**TASK DETAILS**
Set down the data below exactly; pictures stay out.

Component data from apps and pages
☆ ☆ ☆ ☆ ☆

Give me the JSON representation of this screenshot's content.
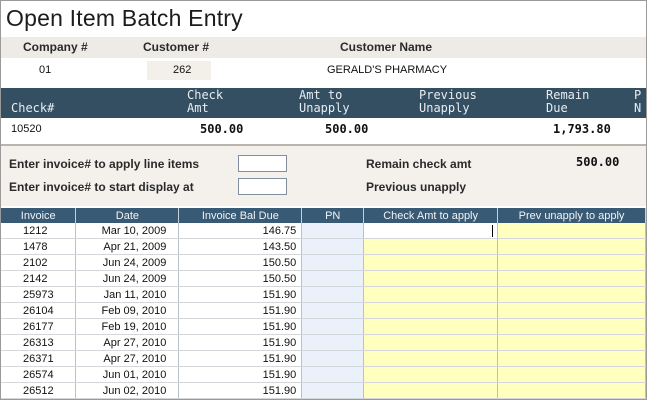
{
  "title": "Open Item Batch Entry",
  "header": {
    "company_label": "Company #",
    "customer_label": "Customer #",
    "customer_name_label": "Customer Name",
    "company_value": "01",
    "customer_value": "262",
    "customer_name_value": "GERALD'S PHARMACY"
  },
  "check_table": {
    "columns": [
      {
        "line1": "",
        "line2": "Check#"
      },
      {
        "line1": "Check",
        "line2": "Amt"
      },
      {
        "line1": "Amt to",
        "line2": "Unapply"
      },
      {
        "line1": "Previous",
        "line2": "Unapply"
      },
      {
        "line1": "Remain",
        "line2": "Due"
      },
      {
        "line1": "P",
        "line2": "N"
      }
    ],
    "check_no": "10520",
    "check_amt": "500.00",
    "amt_to_unapply": "500.00",
    "previous_unapply": "",
    "remain_due": "1,793.80"
  },
  "entry": {
    "apply_label": "Enter invoice# to apply line items",
    "display_label": "Enter invoice# to start display at",
    "apply_value": "",
    "display_value": "",
    "remain_check_label": "Remain check amt",
    "remain_check_value": "500.00",
    "previous_unapply_label": "Previous unapply",
    "previous_unapply_value": ""
  },
  "grid": {
    "columns": [
      "Invoice",
      "Date",
      "Invoice Bal Due",
      "PN",
      "Check Amt to apply",
      "Prev unapply to apply"
    ],
    "rows": [
      {
        "invoice": "1212",
        "date": "Mar 10, 2009",
        "bal": "146.75",
        "pn": "",
        "check": "",
        "prev": ""
      },
      {
        "invoice": "1478",
        "date": "Apr 21, 2009",
        "bal": "143.50",
        "pn": "",
        "check": "",
        "prev": ""
      },
      {
        "invoice": "2102",
        "date": "Jun 24, 2009",
        "bal": "150.50",
        "pn": "",
        "check": "",
        "prev": ""
      },
      {
        "invoice": "2142",
        "date": "Jun 24, 2009",
        "bal": "150.50",
        "pn": "",
        "check": "",
        "prev": ""
      },
      {
        "invoice": "25973",
        "date": "Jan 11, 2010",
        "bal": "151.90",
        "pn": "",
        "check": "",
        "prev": ""
      },
      {
        "invoice": "26104",
        "date": "Feb 09, 2010",
        "bal": "151.90",
        "pn": "",
        "check": "",
        "prev": ""
      },
      {
        "invoice": "26177",
        "date": "Feb 19, 2010",
        "bal": "151.90",
        "pn": "",
        "check": "",
        "prev": ""
      },
      {
        "invoice": "26313",
        "date": "Apr 27, 2010",
        "bal": "151.90",
        "pn": "",
        "check": "",
        "prev": ""
      },
      {
        "invoice": "26371",
        "date": "Apr 27, 2010",
        "bal": "151.90",
        "pn": "",
        "check": "",
        "prev": ""
      },
      {
        "invoice": "26574",
        "date": "Jun 01, 2010",
        "bal": "151.90",
        "pn": "",
        "check": "",
        "prev": ""
      },
      {
        "invoice": "26512",
        "date": "Jun 02, 2010",
        "bal": "151.90",
        "pn": "",
        "check": "",
        "prev": ""
      }
    ]
  },
  "colors": {
    "band_blue": "#344f62",
    "grid_header_blue": "#385a74",
    "editable_yellow": "#ffffc0",
    "pn_blue": "#eaf1fa",
    "panel_beige": "#f4f1ed"
  }
}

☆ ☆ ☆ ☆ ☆

**WRITTEN ANSWER**
Give me the JSON representation of this screenshot's content.
{
  "title": "Open Item Batch Entry",
  "header": {
    "company_label": "Company #",
    "customer_label": "Customer #",
    "customer_name_label": "Customer Name",
    "company_value": "01",
    "customer_value": "262",
    "customer_name_value": "GERALD'S PHARMACY"
  },
  "check_table": {
    "columns": [
      {
        "line1": "",
        "line2": "Check#"
      },
      {
        "line1": "Check",
        "line2": "Amt"
      },
      {
        "line1": "Amt to",
        "line2": "Unapply"
      },
      {
        "line1": "Previous",
        "line2": "Unapply"
      },
      {
        "line1": "Remain",
        "line2": "Due"
      },
      {
        "line1": "P",
        "line2": "N"
      }
    ],
    "check_no": "10520",
    "check_amt": "500.00",
    "amt_to_unapply": "500.00",
    "previous_unapply": "",
    "remain_due": "1,793.80"
  },
  "entry": {
    "apply_label": "Enter invoice# to apply line items",
    "display_label": "Enter invoice# to start display at",
    "apply_value": "",
    "display_value": "",
    "remain_check_label": "Remain check amt",
    "remain_check_value": "500.00",
    "previous_unapply_label": "Previous unapply",
    "previous_unapply_value": ""
  },
  "grid": {
    "columns": [
      "Invoice",
      "Date",
      "Invoice Bal Due",
      "PN",
      "Check Amt to apply",
      "Prev unapply to apply"
    ],
    "rows": [
      {
        "invoice": "1212",
        "date": "Mar 10, 2009",
        "bal": "146.75",
        "pn": "",
        "check": "",
        "prev": ""
      },
      {
        "invoice": "1478",
        "date": "Apr 21, 2009",
        "bal": "143.50",
        "pn": "",
        "check": "",
        "prev": ""
      },
      {
        "invoice": "2102",
        "date": "Jun 24, 2009",
        "bal": "150.50",
        "pn": "",
        "check": "",
        "prev": ""
      },
      {
        "invoice": "2142",
        "date": "Jun 24, 2009",
        "bal": "150.50",
        "pn": "",
        "check": "",
        "prev": ""
      },
      {
        "invoice": "25973",
        "date": "Jan 11, 2010",
        "bal": "151.90",
        "pn": "",
        "check": "",
        "prev": ""
      },
      {
        "invoice": "26104",
        "date": "Feb 09, 2010",
        "bal": "151.90",
        "pn": "",
        "check": "",
        "prev": ""
      },
      {
        "invoice": "26177",
        "date": "Feb 19, 2010",
        "bal": "151.90",
        "pn": "",
        "check": "",
        "prev": ""
      },
      {
        "invoice": "26313",
        "date": "Apr 27, 2010",
        "bal": "151.90",
        "pn": "",
        "check": "",
        "prev": ""
      },
      {
        "invoice": "26371",
        "date": "Apr 27, 2010",
        "bal": "151.90",
        "pn": "",
        "check": "",
        "prev": ""
      },
      {
        "invoice": "26574",
        "date": "Jun 01, 2010",
        "bal": "151.90",
        "pn": "",
        "check": "",
        "prev": ""
      },
      {
        "invoice": "26512",
        "date": "Jun 02, 2010",
        "bal": "151.90",
        "pn": "",
        "check": "",
        "prev": ""
      }
    ]
  },
  "colors": {
    "band_blue": "#344f62",
    "grid_header_blue": "#385a74",
    "editable_yellow": "#ffffc0",
    "pn_blue": "#eaf1fa",
    "panel_beige": "#f4f1ed"
  }
}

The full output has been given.